  16. Moss AJ. Measurement of the QT interval and the risk associated with QTc interval prolongation: a review. Am J Cardio 1993; 72: 23b-5b.
  17. Macfarlane PW. Measurement of QT dispersion. Heart 1998; 80: 421-3.
  18. Zareba W, Moss AJ, le Cessie S. Dispersion of ventricular repolarization and arrhythmic cardiac death in coronary artery disease. Am J Cardiol 1994; 74: 550-3.
  19. Crow RS, Hannan PJ, Folsom AR. Prognostic significance of corrected QT and corrected JT interval for incident coronary heart disease in a general population sample stratified by presence or absence of wide QRS complex: the ARIC Study with 13 years of follow-up. Circulation 2003; 108: 1985-9.
  20. Bihlmeyer NA, Brody JA, Smith AV, Warren HR, Lin H, Isaacs A, et al. ExomeChip-Wide Analysis of 95 626 Individuals Identifies 10 Novel Loci Associated With QT and JT Intervals. Circ Genom Precis Med 2018; 11: e001758.
  21. Antzelevitch C, Sicouri S, Di Diego JM, Burashnikov A, Viskin S, Shimizu W, et al. Does Tpeak-Tend provide an index of transmural dispersion of repolarization? Heart rhythm 2007; 4: 1114-6; author reply 1116-9.
  22. Erikssen G, Liestol K, Gullestad L, Haugaa KH, Bendz B, Amlie JP. The terminal part of the QT interval (T peak to T end): a predictor of mortality after acute myocardial infarction. Ann Noninvasive Electrocardiol 2012; 17: 85-94.
  23. Zhao X, Xie Z, Chu Y, Yang L, Xu W, Yang X, et al. Association between Tp-e/QT ratio and prognosis in patients undergoing primary percutaneous coronary intervention for ST-segment elevation myocardial infarction. Clin Cardiol 2012; 35: 559-64.

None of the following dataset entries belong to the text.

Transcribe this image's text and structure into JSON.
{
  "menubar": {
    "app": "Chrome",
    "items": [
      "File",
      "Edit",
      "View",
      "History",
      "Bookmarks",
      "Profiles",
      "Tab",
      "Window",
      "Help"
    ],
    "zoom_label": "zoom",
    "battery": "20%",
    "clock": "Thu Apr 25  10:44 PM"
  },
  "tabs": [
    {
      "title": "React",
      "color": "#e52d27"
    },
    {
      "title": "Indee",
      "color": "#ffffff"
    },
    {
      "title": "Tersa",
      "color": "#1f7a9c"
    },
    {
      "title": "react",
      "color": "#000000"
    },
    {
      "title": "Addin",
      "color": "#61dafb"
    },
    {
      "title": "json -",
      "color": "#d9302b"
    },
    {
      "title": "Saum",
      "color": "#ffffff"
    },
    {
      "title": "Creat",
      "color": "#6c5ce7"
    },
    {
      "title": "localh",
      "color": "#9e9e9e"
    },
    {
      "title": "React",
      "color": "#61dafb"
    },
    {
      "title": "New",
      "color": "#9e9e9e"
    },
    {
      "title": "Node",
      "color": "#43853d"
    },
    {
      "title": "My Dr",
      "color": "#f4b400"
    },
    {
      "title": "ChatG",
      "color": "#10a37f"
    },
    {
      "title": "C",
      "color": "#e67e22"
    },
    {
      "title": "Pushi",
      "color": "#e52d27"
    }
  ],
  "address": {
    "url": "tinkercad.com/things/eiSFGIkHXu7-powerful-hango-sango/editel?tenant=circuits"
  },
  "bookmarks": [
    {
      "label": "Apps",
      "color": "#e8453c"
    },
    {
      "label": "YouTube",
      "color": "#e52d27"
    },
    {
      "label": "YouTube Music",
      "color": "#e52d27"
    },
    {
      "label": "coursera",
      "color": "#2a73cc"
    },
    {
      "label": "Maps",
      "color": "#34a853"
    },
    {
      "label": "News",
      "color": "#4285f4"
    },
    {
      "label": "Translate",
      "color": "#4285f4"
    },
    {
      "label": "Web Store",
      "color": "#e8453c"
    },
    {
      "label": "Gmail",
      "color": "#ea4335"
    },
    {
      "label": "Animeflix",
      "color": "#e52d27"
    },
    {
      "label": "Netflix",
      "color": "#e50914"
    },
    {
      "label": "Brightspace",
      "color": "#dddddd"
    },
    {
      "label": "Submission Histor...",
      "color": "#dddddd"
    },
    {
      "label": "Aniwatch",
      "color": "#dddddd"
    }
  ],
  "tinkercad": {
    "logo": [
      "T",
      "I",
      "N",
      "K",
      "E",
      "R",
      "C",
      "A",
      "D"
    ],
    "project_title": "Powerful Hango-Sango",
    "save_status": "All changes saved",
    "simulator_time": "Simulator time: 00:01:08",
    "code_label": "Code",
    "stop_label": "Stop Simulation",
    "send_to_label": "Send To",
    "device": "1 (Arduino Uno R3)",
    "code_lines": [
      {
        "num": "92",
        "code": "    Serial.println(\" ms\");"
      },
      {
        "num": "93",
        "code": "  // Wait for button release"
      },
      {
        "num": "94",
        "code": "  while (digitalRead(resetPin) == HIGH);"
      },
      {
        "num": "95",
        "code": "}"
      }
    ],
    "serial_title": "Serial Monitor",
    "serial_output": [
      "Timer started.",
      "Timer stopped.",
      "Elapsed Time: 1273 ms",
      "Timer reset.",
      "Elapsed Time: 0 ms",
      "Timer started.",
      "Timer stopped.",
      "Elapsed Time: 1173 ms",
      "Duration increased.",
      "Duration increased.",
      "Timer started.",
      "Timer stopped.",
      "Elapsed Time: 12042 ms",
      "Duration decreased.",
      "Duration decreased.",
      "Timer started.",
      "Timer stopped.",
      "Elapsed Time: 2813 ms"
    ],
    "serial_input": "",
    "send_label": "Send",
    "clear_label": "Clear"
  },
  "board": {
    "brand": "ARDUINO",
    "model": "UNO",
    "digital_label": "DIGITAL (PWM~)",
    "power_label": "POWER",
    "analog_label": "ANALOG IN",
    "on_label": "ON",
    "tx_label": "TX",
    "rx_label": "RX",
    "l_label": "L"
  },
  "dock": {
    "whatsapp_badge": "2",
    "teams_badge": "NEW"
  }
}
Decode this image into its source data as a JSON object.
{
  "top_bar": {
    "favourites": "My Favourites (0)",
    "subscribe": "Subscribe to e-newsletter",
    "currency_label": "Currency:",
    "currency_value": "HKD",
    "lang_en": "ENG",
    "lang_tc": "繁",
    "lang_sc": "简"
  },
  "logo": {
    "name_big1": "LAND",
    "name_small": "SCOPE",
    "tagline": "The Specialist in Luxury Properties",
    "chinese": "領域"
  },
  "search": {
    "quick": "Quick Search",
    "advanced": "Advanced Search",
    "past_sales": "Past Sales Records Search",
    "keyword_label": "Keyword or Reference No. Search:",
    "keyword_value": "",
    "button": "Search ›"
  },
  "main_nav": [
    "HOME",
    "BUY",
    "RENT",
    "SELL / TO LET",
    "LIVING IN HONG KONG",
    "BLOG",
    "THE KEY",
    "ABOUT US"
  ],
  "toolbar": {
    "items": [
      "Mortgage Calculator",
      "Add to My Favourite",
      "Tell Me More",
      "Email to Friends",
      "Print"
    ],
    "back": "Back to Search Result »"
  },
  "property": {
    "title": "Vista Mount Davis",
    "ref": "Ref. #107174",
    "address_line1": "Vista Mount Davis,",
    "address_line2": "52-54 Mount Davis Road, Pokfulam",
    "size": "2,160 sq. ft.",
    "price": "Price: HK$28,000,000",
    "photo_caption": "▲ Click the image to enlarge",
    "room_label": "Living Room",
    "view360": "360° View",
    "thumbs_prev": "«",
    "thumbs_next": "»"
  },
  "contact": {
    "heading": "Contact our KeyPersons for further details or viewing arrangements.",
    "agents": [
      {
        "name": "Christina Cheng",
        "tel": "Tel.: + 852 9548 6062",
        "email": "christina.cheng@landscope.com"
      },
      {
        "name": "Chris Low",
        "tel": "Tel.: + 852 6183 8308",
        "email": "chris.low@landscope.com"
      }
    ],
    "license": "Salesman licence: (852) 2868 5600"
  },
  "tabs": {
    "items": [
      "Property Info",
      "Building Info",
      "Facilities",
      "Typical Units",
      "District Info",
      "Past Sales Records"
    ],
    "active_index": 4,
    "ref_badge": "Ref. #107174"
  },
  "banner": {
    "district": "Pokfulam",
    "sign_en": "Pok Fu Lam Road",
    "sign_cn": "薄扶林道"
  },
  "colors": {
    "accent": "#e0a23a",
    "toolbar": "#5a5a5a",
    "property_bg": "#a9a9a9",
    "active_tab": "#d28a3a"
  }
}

  24. Alvarado-Serrano C, Ramos-Castro J, Pallas-Areny R. Novel indices of ventricular repolarization to screen post myocardial infarction patients. Comput Biol Med 2006; 36: 507-15.
  25. Grasser EK, Ernst B, Thurnheer M, Schultes B. QT Interval Shortening After Bariatric Surgery Depends on the Applied Heart Rate Correction Equation. Obes Surg 2017; 27: 973-82.